While the cost of oil – the biggest contributor to wholesale petrol and diesel prices – fell significantly in August, down $7.67 per barrel to end the month at $92.36, upward pressures are beginning to affect prices. OPEC+, which represents many of the biggest oil producing nations, may choose to cut production at a meeting next week. If it does, oil prices may begin to rise once again. Sterling also had its worst performance against the US dollar in August since October 2016, with a pound worth just $1.16 by the month’s end, which – as fuel is traded in dollars – makes it more expensive to purchase on the wholesale market.

Analysis by the RAC in August also revealed that the UK is one of the least generous countries when it comes to supporting drivers with high petrol and diesel prices.

It contrasted the UK with France, where the French government increased its discount on fuel to 30 cents from 15 cents on 1 September, which will result in pump prices under the equivalent of £1.50ppl.
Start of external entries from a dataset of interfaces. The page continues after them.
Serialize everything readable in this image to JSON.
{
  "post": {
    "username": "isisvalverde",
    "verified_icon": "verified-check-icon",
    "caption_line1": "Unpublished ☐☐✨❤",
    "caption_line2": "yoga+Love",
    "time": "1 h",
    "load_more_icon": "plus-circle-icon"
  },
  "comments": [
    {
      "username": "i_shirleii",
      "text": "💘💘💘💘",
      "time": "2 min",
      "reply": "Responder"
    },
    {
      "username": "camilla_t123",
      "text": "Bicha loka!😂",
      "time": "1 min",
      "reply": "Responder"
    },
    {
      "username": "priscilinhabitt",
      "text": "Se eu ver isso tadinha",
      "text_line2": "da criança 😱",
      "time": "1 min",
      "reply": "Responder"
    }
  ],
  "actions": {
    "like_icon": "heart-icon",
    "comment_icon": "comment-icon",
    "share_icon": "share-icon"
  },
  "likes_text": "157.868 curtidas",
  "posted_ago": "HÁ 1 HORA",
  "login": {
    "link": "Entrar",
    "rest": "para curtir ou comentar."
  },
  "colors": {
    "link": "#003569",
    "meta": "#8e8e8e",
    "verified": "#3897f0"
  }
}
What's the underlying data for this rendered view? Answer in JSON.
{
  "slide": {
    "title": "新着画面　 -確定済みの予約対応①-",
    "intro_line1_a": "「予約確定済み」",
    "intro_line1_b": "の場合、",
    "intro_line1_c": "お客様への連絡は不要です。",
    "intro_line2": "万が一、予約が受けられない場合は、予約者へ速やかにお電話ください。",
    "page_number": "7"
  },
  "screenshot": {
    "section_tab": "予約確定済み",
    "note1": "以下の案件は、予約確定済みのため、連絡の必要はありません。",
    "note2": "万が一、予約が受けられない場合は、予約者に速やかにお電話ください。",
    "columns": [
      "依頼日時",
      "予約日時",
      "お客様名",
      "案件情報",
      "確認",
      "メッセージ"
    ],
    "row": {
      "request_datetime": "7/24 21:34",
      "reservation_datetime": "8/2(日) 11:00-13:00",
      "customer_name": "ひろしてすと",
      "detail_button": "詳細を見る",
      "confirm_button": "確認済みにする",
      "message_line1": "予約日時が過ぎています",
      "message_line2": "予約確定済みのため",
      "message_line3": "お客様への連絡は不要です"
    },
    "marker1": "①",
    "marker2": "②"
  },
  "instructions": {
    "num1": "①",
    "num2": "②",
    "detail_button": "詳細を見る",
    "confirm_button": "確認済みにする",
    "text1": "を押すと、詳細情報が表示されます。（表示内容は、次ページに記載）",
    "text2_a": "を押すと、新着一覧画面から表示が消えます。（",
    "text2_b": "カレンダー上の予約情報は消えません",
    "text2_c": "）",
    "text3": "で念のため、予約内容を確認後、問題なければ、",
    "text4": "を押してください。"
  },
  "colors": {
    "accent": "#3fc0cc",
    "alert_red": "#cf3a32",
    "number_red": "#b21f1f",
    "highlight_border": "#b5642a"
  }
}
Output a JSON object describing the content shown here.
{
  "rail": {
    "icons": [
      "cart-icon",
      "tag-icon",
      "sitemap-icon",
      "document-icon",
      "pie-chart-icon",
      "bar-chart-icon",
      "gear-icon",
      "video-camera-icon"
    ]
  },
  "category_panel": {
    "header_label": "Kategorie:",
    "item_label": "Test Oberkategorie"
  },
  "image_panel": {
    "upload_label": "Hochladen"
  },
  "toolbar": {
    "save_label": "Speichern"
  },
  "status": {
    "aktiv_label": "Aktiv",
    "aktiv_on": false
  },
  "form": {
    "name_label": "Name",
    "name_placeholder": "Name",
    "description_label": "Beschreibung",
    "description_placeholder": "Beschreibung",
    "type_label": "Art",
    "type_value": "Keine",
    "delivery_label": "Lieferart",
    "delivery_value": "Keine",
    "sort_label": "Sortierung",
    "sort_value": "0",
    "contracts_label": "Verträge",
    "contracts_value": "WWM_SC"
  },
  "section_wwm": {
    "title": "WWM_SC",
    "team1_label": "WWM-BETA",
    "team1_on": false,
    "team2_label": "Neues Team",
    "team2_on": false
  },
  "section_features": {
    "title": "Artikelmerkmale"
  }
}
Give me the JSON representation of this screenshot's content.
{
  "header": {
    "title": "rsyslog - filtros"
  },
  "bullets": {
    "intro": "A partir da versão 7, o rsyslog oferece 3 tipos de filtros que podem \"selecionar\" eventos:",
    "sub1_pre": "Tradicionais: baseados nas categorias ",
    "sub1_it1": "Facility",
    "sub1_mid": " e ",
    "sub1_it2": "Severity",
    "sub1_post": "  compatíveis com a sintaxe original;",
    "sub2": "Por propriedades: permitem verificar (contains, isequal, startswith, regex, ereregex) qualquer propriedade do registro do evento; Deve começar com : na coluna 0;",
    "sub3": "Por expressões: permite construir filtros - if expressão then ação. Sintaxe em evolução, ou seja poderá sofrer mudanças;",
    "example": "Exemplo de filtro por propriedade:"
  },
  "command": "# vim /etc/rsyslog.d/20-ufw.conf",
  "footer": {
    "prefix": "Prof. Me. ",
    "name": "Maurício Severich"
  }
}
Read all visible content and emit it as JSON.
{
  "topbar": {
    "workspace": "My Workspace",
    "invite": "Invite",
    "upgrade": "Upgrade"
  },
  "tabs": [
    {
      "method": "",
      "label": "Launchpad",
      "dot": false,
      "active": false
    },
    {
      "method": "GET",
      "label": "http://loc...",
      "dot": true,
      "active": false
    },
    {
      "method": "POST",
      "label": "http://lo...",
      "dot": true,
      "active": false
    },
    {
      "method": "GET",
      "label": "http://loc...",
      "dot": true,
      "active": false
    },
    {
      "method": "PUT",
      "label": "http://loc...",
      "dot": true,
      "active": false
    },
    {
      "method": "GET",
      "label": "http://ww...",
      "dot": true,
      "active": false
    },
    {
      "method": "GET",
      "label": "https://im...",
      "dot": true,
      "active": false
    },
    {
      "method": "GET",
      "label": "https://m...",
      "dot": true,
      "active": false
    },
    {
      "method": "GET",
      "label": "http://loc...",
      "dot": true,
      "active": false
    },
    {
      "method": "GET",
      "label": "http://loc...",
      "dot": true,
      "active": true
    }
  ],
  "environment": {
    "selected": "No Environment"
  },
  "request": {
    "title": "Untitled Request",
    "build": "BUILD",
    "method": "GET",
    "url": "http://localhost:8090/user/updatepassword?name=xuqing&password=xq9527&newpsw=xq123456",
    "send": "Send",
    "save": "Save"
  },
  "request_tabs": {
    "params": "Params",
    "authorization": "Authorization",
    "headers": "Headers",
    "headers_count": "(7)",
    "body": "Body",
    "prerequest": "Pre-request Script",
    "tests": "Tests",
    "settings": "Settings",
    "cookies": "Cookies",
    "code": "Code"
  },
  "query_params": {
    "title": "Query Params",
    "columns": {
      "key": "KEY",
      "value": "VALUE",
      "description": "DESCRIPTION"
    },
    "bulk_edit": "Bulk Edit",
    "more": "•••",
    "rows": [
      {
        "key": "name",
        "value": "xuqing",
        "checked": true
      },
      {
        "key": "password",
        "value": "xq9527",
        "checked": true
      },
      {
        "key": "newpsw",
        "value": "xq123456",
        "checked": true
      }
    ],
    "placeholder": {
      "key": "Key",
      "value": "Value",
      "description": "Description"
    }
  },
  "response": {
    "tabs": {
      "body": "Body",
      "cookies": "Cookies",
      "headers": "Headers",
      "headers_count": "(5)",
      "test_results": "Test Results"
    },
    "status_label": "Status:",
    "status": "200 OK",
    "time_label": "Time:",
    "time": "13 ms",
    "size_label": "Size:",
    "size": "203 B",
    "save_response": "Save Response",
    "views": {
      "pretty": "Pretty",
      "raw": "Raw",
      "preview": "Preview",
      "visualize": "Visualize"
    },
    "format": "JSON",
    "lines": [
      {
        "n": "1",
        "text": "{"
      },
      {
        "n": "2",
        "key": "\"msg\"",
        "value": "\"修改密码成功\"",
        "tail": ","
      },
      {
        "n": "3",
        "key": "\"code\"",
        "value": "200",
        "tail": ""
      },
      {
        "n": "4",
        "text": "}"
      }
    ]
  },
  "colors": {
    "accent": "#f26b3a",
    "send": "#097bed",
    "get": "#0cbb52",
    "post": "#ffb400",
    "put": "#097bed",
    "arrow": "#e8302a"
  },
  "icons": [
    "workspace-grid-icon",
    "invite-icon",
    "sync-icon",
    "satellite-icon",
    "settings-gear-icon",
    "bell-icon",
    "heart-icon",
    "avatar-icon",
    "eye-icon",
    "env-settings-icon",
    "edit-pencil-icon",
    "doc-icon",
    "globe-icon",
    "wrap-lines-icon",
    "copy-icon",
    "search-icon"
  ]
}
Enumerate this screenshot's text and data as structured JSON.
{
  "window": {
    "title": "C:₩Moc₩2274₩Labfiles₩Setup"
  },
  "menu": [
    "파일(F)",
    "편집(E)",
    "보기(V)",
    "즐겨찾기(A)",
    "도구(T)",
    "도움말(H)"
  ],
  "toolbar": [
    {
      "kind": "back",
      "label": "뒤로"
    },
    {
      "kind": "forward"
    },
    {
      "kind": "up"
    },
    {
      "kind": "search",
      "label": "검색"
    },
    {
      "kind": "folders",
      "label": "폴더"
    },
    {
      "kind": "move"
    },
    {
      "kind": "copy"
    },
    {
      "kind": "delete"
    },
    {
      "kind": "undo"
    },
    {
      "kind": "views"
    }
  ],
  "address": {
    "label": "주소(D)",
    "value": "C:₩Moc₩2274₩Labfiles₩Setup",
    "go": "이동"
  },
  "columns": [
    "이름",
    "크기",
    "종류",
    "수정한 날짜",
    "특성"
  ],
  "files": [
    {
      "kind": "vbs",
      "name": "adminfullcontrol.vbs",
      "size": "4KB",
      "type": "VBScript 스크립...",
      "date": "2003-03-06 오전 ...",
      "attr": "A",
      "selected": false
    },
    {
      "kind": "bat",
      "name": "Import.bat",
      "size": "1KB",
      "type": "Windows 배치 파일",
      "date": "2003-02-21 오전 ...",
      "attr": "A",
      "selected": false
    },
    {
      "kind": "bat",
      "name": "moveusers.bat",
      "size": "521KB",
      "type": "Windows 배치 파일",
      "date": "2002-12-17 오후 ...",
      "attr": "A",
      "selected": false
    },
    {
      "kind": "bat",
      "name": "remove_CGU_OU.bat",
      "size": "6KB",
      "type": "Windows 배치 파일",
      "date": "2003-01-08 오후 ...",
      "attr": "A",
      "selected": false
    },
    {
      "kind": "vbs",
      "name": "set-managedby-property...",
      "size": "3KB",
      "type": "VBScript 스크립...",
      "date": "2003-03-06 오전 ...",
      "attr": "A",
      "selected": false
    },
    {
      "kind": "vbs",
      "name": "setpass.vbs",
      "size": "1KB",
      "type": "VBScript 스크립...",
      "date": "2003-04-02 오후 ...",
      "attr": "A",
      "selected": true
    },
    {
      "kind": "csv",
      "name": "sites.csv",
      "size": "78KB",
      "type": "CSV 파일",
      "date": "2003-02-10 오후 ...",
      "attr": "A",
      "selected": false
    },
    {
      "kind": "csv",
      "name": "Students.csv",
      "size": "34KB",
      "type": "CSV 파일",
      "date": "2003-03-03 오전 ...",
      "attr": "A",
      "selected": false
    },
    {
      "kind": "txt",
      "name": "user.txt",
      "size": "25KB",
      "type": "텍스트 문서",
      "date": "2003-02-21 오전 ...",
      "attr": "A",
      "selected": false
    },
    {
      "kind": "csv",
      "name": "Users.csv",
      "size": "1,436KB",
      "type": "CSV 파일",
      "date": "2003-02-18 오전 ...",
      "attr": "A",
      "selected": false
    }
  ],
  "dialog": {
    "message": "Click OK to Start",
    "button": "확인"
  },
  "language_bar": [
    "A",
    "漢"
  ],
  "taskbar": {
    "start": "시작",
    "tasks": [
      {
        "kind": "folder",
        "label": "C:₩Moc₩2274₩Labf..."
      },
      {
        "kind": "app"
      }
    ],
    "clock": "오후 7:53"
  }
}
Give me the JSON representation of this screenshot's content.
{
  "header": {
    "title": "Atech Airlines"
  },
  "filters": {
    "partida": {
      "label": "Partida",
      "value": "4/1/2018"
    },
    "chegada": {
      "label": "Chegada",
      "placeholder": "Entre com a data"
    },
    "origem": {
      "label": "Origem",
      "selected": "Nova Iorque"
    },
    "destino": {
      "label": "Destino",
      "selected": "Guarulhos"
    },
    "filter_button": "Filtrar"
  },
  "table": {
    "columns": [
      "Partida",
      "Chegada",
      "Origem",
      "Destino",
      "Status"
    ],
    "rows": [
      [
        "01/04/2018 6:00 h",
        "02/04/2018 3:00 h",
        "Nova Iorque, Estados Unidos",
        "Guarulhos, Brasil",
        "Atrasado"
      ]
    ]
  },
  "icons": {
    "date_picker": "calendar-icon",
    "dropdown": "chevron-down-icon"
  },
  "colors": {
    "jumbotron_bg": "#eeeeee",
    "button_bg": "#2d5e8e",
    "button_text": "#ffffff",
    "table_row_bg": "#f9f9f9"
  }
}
RAC spokesperson Rod Dennis said: “Twelve pence a litre is a lot to come off prices in a single month so there’s no doubt things could be worse, but in reality drivers of petrol vehicles are still invariably getting a raw deal at the pumps. For whatever reason, major retailers are choosing not to pass on in full the reductions in the wholesale price of unleaded they’ve been benefiting from for some considerable time now – and this continues to mean drivers are often paying much more every time they fill up than they should.

“By the end of August wholesale prices were lower than they were at the start of the month, so even factoring in buying cycles there is a very strong case for the biggest sellers of fuel to cut their forecourt petrol prices further. Allowing for a generous 10ppl margin, we should be seeing the petrol sold for around 161ppl.

“Some big supermarket sites aren’t too far off charging this – but there’s a real postcode lottery out there with prices varying wildly depending on where a driver is in the country. Drivers must shop around for the best deal they can, and we applaud those independent retailers who are doing their best to charge a fairer price for fuel and support their local communities through this incredibly expensive time.

“There’s also no getting away from the fact that fuel can make up a huge chunk of a household’s monthly expenditure alongside energy costs. With many people heavily dependent on the car – whether that’s to transport children now new school terms are under way again, or to see friends and family in different parts of the country – drivers need all the help that they can get. We urge the incoming prime minister to heed our calls for more financial assistance for drivers, such as a deeper cut in fuel duty, and to look carefully at the much more generous packages of help being offered to those in other countries across Europe.”